CLARK POWELL: There was a time when Leslie McGuire woulddread going to bed. Because of his sleep apnea, Leslie felt exhausted most of the day. And,at night, it didn't get much better. LESLIE MCGUIRE: Before I was diagnosed, I would wake up probablyfive or six times a night sitting on the side of the bed gasping for air. POWELL: For many, wearinga breathing mask at night can help, especially for those with obstructive sleep apnea, inwhich the airways tend to close. But the mask didn't work for Leslie. He has central sleepapnea, and when it came to finding a treatment for him, time was of the essence.
DR. WILLIAM ABRAHAM: This formof sleep apnea is particularly dangerous because it's associated with patients just stoppingbreathing periodically. POWELL: William Abraham is a cardiologist at the Ohio State UniversityWexner Medical Center. He says while we're sleeping, the brain continues to tell thebody to breathe. But, in central sleep apnea, that signal is faulty. So, to help those patients,s at Ohio State are implanting a pacemakerlike device just under the collarbone and runninga wire to the patient's diaphragm. At night, that wire signals the diaphragm, promptingpatients to breathe.
DR. ABRAHAM: What we saw were remarkable results. More than a 50% reduction in thenumber of events occurring per hour and more than a 90% reduction specifically in thoseevents related to central sleep apnea. It POWELL: It worked for Leslie, who says he now sleepsthrough the night and has more energy to spend his days with his wife. MCGUIRE: Besides her, thisis the best thing that's ever happened to me. Everything is changed. Everything is somuch better. POWELL: At Ohio State's Wexner Medical Center, this is Clark Powell reporting.
First Ever Pacemaker for Dangerous Sleep Apneamp4
gt;gt;Narrator: One of the first things his sdid after diagnosing Darrell Felty with heart problems, was check him for sleep problems,too. A sleep apnea test, like this one, confirmed that Darrell has central sleep apnea, a dangerousform of the disorder that can cause patients to hyperventilate during the night. gt;gt;William Abraham: And when they do that,it affects the oxygen and carbon dioxide levels in the blood in a way that signals their brainto stop breathing. gt;gt;Narrator: Normally patients with sleep apneaare treated by wearing a mask like this one. But, like many, Felty found it bulky and uncomfortable.
gt;gt;Darrell Felty: Once I wore it that night,in my heart of hearts I thought; â€˜Well, I'll never wear this mask', you know.I just took an instant dislike to it. gt;gt;Narrator: Even if he did wear the mask,there is no evidence it helps in caseS like his. So William Abraham at Ohio StateUniversity Medical Center took a new approach. Felty is the first US patient to get this an implant designed to help those with central sleep apnea. During the night, theimplant monitors a patient's breathing, and if there's a problem, sends a smallelectric pulse through a wire to the patient's diaphragm.

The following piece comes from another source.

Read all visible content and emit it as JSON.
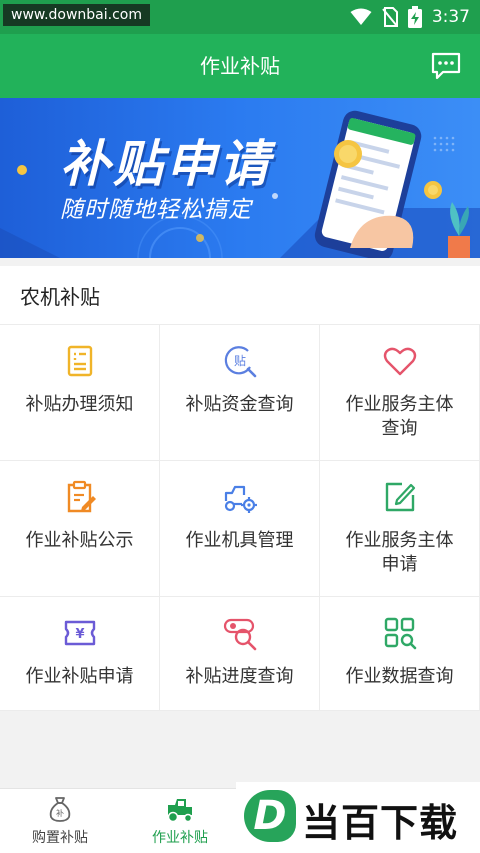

gt;gt;William Abraham: And thus, stimulating thediaphragm, the main breathing muscle in the body, to break the pattern of central sleepapnea in heart failure patients. gt;gt;Narrator: The device is calibrated and activatedby this wand. And once in place, may do more than help heart patients sleep better. gt;gt;William Abraham: While our primary goalhere is to simply treat the sleep apnea, we have high hopes that in the long run, in doingso, we may actually improve the heart failure including survival in these patients. gt;gt;Darrell Felty: I feel kind of honored, andI hope this thing works out successfully,
that I'll help other people, you know, they'llfollow in my footsteps. gt;gt;Narrator: At Ohio State University MedicalCenter this is Clark Powell reporting.